Habit and magic

Our life is a balance between the habits we create, and the magic we seek. Photo by Christophe Hautier on Unsplash

We humans are a curious mixture of two opposing forces.  On the one hand, we all love to develop habits; but, on the other hand, we all love to feel free to seek out magic in our lives.


Our ability to live, move and think is based, in part, on building sustainable patterns of activity which can repeat themselves.  Over millions of years, our bodies have generated metabolic systems which can, automatically, do what they usually do.  Our thoughts run along pathways like paths in woods – experience forges them, and then we wear them in.

Just listen to the conversation of another human being.  After a while, you will notice that they are repeating similar phrases and behaviours every day.  We all have narratives which we pour out to the world like a public relations service.

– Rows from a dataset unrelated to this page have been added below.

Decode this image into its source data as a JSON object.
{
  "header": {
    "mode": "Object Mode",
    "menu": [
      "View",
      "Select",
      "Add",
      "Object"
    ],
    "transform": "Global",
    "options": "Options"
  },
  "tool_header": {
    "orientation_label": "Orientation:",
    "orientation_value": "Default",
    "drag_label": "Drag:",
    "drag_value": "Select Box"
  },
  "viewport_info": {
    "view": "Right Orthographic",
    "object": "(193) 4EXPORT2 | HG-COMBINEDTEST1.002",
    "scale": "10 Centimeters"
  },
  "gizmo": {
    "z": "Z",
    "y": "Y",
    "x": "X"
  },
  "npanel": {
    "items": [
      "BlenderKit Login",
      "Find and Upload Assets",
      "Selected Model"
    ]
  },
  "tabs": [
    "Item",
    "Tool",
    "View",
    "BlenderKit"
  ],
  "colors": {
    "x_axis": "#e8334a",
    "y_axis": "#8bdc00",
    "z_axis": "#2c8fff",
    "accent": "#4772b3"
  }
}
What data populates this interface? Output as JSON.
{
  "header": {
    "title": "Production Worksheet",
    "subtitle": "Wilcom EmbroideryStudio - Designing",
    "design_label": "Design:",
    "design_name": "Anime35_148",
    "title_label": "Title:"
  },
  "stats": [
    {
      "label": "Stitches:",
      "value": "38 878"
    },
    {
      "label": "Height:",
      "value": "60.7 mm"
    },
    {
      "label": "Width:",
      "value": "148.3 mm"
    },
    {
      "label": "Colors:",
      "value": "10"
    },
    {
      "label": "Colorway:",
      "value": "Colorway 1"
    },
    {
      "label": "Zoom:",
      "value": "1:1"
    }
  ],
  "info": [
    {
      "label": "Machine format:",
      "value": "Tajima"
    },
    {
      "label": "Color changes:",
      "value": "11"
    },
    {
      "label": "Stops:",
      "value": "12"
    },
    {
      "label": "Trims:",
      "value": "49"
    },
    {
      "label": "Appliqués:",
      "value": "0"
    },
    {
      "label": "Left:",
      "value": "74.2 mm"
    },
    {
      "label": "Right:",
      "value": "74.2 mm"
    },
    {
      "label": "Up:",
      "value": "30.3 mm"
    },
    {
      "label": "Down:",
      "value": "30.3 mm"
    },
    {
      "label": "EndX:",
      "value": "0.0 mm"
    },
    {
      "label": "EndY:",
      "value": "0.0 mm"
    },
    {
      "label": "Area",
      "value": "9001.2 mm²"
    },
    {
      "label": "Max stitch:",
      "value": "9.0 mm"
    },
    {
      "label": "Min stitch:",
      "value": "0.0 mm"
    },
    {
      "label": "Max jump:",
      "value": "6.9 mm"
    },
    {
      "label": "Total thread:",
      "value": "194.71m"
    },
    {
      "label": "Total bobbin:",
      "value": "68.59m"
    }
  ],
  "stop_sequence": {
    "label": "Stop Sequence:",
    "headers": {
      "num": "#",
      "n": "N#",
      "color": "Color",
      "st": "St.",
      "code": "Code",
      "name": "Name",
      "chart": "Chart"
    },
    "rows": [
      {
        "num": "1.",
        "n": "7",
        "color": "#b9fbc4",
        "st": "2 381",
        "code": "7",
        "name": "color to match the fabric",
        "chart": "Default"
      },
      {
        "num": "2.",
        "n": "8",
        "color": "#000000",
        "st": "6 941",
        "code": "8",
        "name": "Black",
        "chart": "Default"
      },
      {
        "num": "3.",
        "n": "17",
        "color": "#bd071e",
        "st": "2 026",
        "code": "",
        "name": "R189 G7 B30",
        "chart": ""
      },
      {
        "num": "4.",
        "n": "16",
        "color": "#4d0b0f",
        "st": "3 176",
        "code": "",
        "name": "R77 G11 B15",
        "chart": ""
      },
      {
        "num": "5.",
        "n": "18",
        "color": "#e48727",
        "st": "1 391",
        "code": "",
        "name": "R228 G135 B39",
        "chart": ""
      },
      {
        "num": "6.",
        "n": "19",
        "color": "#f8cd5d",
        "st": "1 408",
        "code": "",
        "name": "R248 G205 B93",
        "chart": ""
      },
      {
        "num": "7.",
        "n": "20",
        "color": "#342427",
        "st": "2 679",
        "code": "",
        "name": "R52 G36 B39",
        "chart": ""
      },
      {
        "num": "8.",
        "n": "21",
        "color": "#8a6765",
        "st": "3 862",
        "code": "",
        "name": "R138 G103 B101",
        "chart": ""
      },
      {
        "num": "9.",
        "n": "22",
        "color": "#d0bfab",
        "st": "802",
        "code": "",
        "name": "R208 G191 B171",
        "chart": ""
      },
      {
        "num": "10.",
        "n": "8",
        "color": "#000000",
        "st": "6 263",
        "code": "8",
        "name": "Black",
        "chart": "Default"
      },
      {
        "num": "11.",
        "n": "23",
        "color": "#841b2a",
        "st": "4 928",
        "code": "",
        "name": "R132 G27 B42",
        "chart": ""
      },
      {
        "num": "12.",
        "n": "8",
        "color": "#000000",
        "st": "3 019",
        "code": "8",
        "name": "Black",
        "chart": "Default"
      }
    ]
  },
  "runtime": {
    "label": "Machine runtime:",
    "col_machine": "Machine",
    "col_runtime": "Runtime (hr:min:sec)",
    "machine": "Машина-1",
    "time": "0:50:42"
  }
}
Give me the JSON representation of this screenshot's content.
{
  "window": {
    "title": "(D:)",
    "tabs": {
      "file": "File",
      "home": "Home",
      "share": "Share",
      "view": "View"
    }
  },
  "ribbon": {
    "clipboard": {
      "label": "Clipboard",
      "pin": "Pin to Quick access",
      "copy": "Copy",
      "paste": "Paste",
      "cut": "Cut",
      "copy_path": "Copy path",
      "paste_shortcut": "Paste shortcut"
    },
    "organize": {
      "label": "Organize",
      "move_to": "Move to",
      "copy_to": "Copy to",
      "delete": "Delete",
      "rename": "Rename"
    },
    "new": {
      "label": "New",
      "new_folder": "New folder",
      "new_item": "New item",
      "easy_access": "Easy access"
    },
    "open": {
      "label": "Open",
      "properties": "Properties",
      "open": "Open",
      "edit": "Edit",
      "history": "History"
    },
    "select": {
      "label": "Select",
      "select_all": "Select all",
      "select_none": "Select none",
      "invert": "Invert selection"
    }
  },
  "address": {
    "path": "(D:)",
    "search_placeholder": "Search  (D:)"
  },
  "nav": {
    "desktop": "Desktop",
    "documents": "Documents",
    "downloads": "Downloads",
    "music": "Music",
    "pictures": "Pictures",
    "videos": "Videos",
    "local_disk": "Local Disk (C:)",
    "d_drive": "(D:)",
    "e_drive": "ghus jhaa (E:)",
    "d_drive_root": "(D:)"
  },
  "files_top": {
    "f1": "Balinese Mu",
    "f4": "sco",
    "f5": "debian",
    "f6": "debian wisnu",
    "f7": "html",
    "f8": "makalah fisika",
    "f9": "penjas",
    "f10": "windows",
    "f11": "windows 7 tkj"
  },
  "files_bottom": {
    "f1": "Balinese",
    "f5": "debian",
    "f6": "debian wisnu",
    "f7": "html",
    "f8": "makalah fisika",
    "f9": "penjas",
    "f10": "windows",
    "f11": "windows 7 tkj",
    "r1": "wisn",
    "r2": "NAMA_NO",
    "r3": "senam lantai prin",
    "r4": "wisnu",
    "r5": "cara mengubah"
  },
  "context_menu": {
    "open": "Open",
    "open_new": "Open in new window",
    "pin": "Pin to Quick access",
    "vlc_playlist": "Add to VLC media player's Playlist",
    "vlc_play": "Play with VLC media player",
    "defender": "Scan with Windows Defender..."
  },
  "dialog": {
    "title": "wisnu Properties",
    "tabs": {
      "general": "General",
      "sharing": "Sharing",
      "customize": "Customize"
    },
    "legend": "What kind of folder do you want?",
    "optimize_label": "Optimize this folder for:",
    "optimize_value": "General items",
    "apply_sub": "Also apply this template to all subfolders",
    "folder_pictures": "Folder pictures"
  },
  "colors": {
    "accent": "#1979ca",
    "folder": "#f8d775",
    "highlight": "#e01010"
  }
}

This is a necessary part of living.  After all, if our world was not manageably similar each day, we would not know where to begin.  Reinventing our world is very costly in terms of energy.  Being habit-forming is an extremely economical way to live.


However, many of us become dissatisfied if life gets too ‘samey’.  Relationships sometimes collapse because one or other partner describes themselves as ‘bored’.  Many affairs are born from this dissatisfaction.  People bump into somebody new, and they catch a glimpse of an easy way into a renewed sense of magic.  Some even make a lifetime of this kind of relational magic-seeking.  There is nothing wrong with it, as long as we stay honest, and do not abuse other people’s trust.

Magic comes in many forms, and in a sense is the opposite of habit.  The so-called ‘laws of nature’ that we respect, as though nature had a law-book, are possibly no more than habits of matter.  We sense magic when we see those ‘laws’ being broken.  We get excited when we see miracles, because we feel the elation of a potential escape from the trap of mundane, predictable existence.

We seek spirituality and religion on a similar basis.  We want life to be special, and not just routine.  We look to pop stars, writers, politicians and celebrities to supply us with stories of ‘specialness’.


Neither side of our unique characters is right on its own.  Our habit-forming side is correct that we need order, routine, and clear expectations.  But our magic-loving side is also right that we need a sense of yearning, a sense of beauty, a sense of something beyond the everyday.

In terms of mental health, if life is all routine and no awe, then we can sink into the doldrums of depression.  Equally, if life is all yearning and no controlled routine, then we can get lost in anxiety.

It’s our responsibility to find the right balance between our two sides.


It is always worth looking at our days, to see how we could best design them for happiness.

We may notice that we are repeating too much of the same thing, trapped in a prison of our own making.  Or we may notice that we are lost in the search for stimulation and novelty.  The paradox of the latter is that the search for novelty can become just another routine.  The person who seeks ecstasy and magic in drugs or love affairs, can easily fall victim to addictions that are as boring and mundane as the life they are trying to escape.

Probably an 80:20 solution is good.  80% of our lives should probably be order, since we need to eat our meals, sleep at night, and maintain our surroundings.  And 20% of our lives should probably be inspirationally creative.  We can find this by building in variety and interest.

Here are 6 ways to encourage balance in the design of our days:

  1. HABIT – Use a diary to give each day a basic structure.
  2. HABIT – Eat three meals a day, so that the body knows its habits.
  3. HABIT – Build into each day a social routine, such as work, a phone call, or a visit to a friend.
  4. MAGIC – Set aside time each week to learn something new – discover new skills, new languages.
  5. MAGIC – Set aside time each week to visit people and places of interest.
  6. MAGIC – Set aside time each week to discover new music, art and literature.


Overall, we can watch ourselves, and check whether we have the right balance of habit and magic.

If life feels too stale, maybe we need more magic.

If life feels too overwhelming, maybe we need more routine.